Fast Prototyping of a Racing Diesel Engine Control System 2008-01-2942
This paper shows how Rapid Control Prototyping (RCP) and Computational Fluid Dynamics (CFD) techniques have been applied to design and implement an engine control system for a common rail diesel engine. The project aim is to setup a high performance engine in order to participate to the Italian Tractor Pulling Championship (Prostock category).
The original engine is a John Deere 6081 Tier2 model, already equipped with a common rail system. Engine performance is substantially determined by the control system, which is in charge of limiting engine speed, boost pressure and Air to Fuel Ratio (AFR). Given that typically the information and equipment needed to change control parameters are not accessible to customers, the first step of the project has been to replace the original control system, while maintaining injectors and pumps. This solution can guarantee the best performance, but it requires time to design the new control system, both in terms of hardware and software. The challenge of setting up a new control system in a three months time is even more demanding if the control parameters cannot be tuned on the test bench. As it is well known, a common rail system requires the calibration of many parameters (rail pressure, injection timing and splitting, boost pressure, minimum AFR, etc.). This demands for intensive testing, which is expensive and time-consuming; moreover, tests must be carried out in racing conditions (i.e., high engine speed, high boost pressure, low AFR), affecting engine durability. Cost reduction is a key factor in this type of competition, therefore Computational Fluid Dynamics (CFD) simulations were used to assess a range of control parameters setting that could be used as a decent starting point for a fine optimization on the test bench.

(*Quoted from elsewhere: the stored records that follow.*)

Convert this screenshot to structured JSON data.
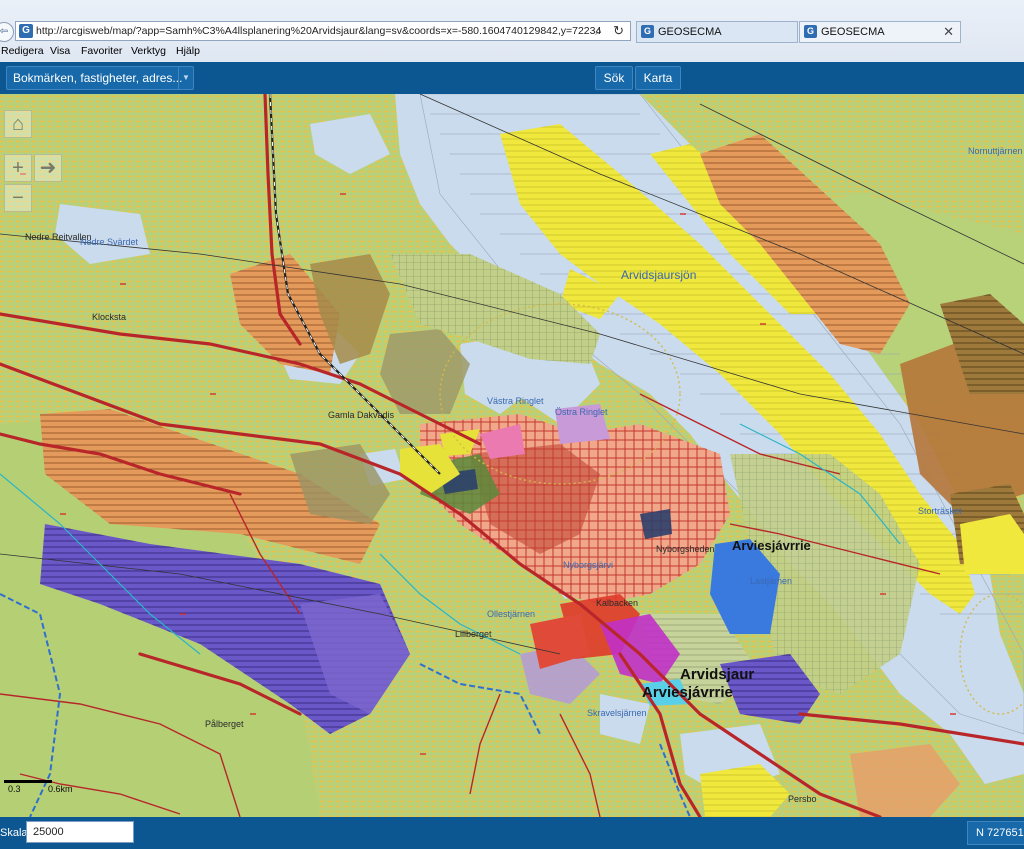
{
  "browser": {
    "url": "http://arcgisweb/map/?app=Samh%C3%A4llsplanering%20Arvidsjaur&lang=sv&coords=x=-580.1604740129842,y=7223455.72242",
    "tabs": [
      {
        "label": "GEOSECMA",
        "icon": "geosecma-favicon"
      },
      {
        "label": "GEOSECMA",
        "icon": "geosecma-favicon"
      }
    ],
    "menu": [
      "Redigera",
      "Visa",
      "Favoriter",
      "Verktyg",
      "Hjälp"
    ]
  },
  "toolbar": {
    "search_placeholder": "Bokmärken, fastigheter, adres...",
    "sok_label": "Sök",
    "karta_label": "Karta",
    "accent": "#0c5691"
  },
  "map_labels": {
    "arvidsjaur": "Arvidsjaur",
    "arviesjavrrie_1": "Arviesjávrrie",
    "arviesjavrrie_2": "Arviesjávrrie",
    "arvidsjaursjon": "Arvidsjaursjön",
    "nybergsheden": "Nyborgsheden",
    "lillberget": "Lillberget",
    "nedre_svardet": "Nedre Svärdet",
    "nedre_rentvallen": "Nedre Reitvallen",
    "klocksta": "Klocksta",
    "gamla_dakvadis": "Gamla Dakvadis",
    "vastra_ringlet": "Västra Ringlet",
    "ostra_ringlet": "Östra Ringlet",
    "nyborgsjarvi": "Nyborgsjärvi",
    "kalbacken": "Kalbacken",
    "ollestjarnen": "Ollestjärnen",
    "skravelsjarnen": "Skravelsjärnen",
    "pallberget": "Pålberget",
    "nordtjarnen": "Nornuttjärnen",
    "sturkvallen": "Storträsket",
    "lastjarnen": "Lastjärnen",
    "persbo": "Persbo"
  },
  "map_controls": {
    "home_icon": "home-icon",
    "zoom_in_icon": "plus-icon",
    "pan_icon": "arrow-right-icon",
    "zoom_out_icon": "minus-icon"
  },
  "scalebar": {
    "left": "0.3",
    "right": "0.6km"
  },
  "statusbar": {
    "scale_label": "Skala▴",
    "scale_value": "25000",
    "coordinate": "N 727651"
  }
}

The time constraints oriented the hardware choice toward an RCP (Rapid Control Prototyping) system, programmable by means of object oriented software. Computational power, harsh environment compatibility, availability of third party products (such as power modules for the injectors) were taken into account in order to chose the hardware-software package. The ECU has been finally implemented on a National Instruments cRIO 9074 equipped with a 400 MHz controller, 2 Mgate FPGA and Analog-digital I/O modules.
The control system was designed to guarantee performance, driveability and easy access: it was equipped with an easy-to-use interface, allowing the user to change crucial control parameters, and to manage data logging, that can be used to monitor the engine performance after the race.